YOUR INSTRUCTIONS
Throughout the material below, count the lines that include the string "title", then report only the resulting number.

SOURCE RECORDS
=== Begin Enclosure ===

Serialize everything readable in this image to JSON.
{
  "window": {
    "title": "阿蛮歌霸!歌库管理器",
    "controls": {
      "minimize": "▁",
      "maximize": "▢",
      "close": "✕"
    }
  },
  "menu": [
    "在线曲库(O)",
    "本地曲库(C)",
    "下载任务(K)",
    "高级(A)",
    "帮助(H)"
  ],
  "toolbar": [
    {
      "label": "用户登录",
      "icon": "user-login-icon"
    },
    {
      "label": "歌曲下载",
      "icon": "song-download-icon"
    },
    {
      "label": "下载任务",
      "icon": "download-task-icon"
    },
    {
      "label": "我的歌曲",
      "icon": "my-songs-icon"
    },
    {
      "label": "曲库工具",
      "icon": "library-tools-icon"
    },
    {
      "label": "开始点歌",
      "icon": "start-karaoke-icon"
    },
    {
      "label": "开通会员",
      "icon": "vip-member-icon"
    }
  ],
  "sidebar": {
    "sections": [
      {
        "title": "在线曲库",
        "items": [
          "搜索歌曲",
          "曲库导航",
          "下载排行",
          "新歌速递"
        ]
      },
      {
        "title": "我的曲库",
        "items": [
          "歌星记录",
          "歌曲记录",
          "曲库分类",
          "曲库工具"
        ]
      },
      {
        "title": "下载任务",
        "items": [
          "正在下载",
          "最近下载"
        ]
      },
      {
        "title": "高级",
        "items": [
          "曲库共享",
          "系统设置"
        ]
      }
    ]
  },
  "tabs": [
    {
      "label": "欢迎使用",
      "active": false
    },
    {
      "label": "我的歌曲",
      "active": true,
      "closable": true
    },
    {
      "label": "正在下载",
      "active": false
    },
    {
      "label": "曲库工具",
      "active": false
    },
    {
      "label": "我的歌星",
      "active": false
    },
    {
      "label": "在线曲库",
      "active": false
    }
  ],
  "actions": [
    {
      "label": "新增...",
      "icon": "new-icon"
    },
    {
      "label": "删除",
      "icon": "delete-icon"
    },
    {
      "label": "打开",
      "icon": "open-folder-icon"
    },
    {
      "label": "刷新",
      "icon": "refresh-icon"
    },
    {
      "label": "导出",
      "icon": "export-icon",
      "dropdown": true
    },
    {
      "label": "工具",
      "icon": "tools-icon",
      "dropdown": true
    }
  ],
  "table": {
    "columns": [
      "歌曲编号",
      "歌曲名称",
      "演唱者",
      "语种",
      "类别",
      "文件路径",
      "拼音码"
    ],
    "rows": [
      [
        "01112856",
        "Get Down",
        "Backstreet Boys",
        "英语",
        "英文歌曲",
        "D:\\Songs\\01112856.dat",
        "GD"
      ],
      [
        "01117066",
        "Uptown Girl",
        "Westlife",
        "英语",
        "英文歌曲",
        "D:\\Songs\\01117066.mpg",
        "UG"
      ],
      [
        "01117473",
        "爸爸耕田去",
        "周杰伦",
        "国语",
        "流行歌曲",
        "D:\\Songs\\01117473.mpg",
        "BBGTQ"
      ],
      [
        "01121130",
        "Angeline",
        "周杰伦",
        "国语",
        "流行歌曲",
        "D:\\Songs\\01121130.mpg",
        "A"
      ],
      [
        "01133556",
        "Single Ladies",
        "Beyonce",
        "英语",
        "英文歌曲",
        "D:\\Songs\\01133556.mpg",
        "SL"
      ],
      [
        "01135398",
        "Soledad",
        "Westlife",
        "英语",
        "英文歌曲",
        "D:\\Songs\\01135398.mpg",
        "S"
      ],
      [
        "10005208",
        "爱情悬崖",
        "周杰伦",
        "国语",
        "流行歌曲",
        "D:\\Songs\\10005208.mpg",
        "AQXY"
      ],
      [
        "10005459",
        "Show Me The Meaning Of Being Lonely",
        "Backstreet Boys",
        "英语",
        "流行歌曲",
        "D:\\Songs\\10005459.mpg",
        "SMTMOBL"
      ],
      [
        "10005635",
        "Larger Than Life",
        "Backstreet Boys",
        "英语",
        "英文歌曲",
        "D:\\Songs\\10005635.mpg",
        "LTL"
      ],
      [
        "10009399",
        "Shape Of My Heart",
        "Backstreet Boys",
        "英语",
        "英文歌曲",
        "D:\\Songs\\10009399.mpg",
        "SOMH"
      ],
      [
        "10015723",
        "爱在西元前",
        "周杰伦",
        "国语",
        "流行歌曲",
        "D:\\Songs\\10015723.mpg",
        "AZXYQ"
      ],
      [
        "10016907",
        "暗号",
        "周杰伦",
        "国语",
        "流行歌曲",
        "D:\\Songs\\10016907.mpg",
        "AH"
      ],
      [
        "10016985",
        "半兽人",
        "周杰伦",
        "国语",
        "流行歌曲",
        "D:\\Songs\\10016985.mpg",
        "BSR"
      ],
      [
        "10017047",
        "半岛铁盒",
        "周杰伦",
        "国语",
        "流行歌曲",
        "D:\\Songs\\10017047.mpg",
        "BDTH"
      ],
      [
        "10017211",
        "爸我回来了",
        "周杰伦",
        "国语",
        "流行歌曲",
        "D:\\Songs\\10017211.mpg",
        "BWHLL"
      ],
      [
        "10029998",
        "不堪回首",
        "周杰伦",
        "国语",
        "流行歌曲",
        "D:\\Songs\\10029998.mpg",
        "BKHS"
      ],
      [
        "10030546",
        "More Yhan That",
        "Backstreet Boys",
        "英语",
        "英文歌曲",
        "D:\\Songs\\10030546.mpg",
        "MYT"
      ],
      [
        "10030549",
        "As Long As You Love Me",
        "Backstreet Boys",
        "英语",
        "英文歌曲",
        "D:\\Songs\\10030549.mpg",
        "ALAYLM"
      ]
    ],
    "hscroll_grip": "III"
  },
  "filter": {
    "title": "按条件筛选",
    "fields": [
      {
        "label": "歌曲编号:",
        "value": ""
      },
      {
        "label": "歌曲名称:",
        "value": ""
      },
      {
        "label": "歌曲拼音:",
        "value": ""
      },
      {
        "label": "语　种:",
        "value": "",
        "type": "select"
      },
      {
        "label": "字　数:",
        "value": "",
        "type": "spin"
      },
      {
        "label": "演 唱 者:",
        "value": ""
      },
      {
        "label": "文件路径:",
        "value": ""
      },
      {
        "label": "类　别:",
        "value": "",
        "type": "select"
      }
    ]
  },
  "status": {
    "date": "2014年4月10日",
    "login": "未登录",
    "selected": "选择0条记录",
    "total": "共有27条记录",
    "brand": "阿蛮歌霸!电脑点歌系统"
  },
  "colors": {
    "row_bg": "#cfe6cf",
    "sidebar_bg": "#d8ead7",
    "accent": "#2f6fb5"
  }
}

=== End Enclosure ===

ANSWER TO THIS EXERCISE
6